There’s also a ground-floor extension, home to the enlarged kitchen/dining room, and to a guest WC as well, while adjacent after a reordering of the space off the hall and understairs, is a pantry plus a utility room, with easy access to all service ducts thanks to removable panels... smart and progressive thinking.
Rooms wise on the bigger picture, and off the gleaming entrance hall with original encaustic floor tiling, there’s a lovely thru’ flow from the spacious and high ceilinged main front reception room, with a wood-burning stove in an original fire surround.
There’s original coving to the ceilings, working window shutters, and original doors and wooden handles, and a painted, panelled ceiling to the deep, feature bay window.
Glazed double doors lead to a comfortable family room, with as-high ceilings, and this room has a gas insert fire in another original Victorian surround.
This room has a gleaming, lacquered wide board timber floor to match that in the front room, there’s alcove shelving, and an original panelled wooden door to the hall, as well as a more modern, glazed single door with square overhead fanlight to the 30’ long kitchen/diner.
Yet more well-kept wooden floors — maple this time — back here, with a long run of blue- painted units, with integrated electric ovens and a gas hob on the worktops next to it.
This bright extended room has part-pitched ceilings, pine sheeted with Veluxes, while the end wall is largely glazed, with well-treated teak double doors, with external heads of vertical brick crowning them in the house’s painted back wall by the planted up terrace/patio. (The owners insisted on painting all the back walls white to lighten the tone and to bounce light around and, more unusually, they also power wash the roof slates each year to keep them free of moss.)
Brentville has a very well planted and neatly-kept south/west-aspected back garden, with right of way access across the back of a neighbouring house on the right, with lawn, BBQ, raised brick flowerbeds, acers and agapanthus, and has ivy-clad side boundary walls plus a variety of mature trees including a yew and, at the garden’s far boundary, a large, well-maintained timber storage shed.

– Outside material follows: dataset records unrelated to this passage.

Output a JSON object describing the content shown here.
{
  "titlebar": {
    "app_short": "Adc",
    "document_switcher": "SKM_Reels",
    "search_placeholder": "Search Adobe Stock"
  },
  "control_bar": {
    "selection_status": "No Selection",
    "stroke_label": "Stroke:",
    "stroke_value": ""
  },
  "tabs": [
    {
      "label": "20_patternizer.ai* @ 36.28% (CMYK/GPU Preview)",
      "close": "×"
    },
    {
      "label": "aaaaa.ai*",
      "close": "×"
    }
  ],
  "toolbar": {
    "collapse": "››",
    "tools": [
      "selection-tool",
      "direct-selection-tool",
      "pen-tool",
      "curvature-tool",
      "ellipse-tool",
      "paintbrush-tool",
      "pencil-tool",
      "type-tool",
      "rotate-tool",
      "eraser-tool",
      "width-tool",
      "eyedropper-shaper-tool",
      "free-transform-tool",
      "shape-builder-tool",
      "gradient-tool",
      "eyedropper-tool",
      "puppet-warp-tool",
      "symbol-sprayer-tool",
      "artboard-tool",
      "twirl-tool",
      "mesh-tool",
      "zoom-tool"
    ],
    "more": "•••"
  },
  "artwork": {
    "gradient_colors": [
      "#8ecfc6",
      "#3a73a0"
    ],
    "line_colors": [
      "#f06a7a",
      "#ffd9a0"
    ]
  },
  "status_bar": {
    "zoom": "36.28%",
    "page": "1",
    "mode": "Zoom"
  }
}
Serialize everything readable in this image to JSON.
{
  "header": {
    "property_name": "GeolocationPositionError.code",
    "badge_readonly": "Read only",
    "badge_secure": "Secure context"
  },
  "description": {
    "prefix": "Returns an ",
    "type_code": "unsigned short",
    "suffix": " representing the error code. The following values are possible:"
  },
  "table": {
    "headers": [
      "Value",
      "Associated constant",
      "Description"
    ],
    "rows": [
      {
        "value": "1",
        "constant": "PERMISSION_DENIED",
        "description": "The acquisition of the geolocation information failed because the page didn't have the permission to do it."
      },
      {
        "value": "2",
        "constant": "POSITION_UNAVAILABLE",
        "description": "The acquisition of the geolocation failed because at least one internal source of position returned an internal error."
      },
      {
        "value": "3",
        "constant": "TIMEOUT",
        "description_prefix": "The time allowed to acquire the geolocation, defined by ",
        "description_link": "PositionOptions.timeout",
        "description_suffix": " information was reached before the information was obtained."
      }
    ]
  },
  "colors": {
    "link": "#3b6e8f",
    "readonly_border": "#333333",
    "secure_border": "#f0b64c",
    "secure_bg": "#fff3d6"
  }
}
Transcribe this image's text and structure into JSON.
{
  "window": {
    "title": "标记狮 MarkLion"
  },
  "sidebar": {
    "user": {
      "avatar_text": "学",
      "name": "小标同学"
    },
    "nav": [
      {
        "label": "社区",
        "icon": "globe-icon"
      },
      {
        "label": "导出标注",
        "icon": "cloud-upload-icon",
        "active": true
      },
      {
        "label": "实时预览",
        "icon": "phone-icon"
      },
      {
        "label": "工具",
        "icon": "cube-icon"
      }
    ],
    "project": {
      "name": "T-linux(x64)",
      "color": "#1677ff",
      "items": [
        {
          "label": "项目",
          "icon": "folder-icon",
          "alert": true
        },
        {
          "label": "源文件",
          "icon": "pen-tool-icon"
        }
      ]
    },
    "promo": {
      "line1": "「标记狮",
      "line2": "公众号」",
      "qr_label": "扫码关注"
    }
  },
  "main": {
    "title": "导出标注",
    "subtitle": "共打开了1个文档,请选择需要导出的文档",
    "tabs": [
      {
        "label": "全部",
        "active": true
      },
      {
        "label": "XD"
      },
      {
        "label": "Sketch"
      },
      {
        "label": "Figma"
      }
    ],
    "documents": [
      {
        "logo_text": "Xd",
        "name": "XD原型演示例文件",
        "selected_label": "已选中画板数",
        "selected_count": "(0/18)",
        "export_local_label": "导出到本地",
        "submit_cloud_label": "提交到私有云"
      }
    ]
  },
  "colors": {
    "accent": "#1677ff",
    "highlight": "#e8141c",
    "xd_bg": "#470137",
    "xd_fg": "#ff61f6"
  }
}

Out front, meanwhile, there’s a mix of lawn, gravel path, and sit-out area, planted flowerbeds, and off-street parking for a car: if a gas supply/meter box inside the brick pillars was moved, there may be room to get a second car parked off-street too.
Put this Victorian jewel at the other end of the Blackrock Road, and you’d be paying way more for such quality and upkeep. It is as good a period home as you will get so close to the city centre.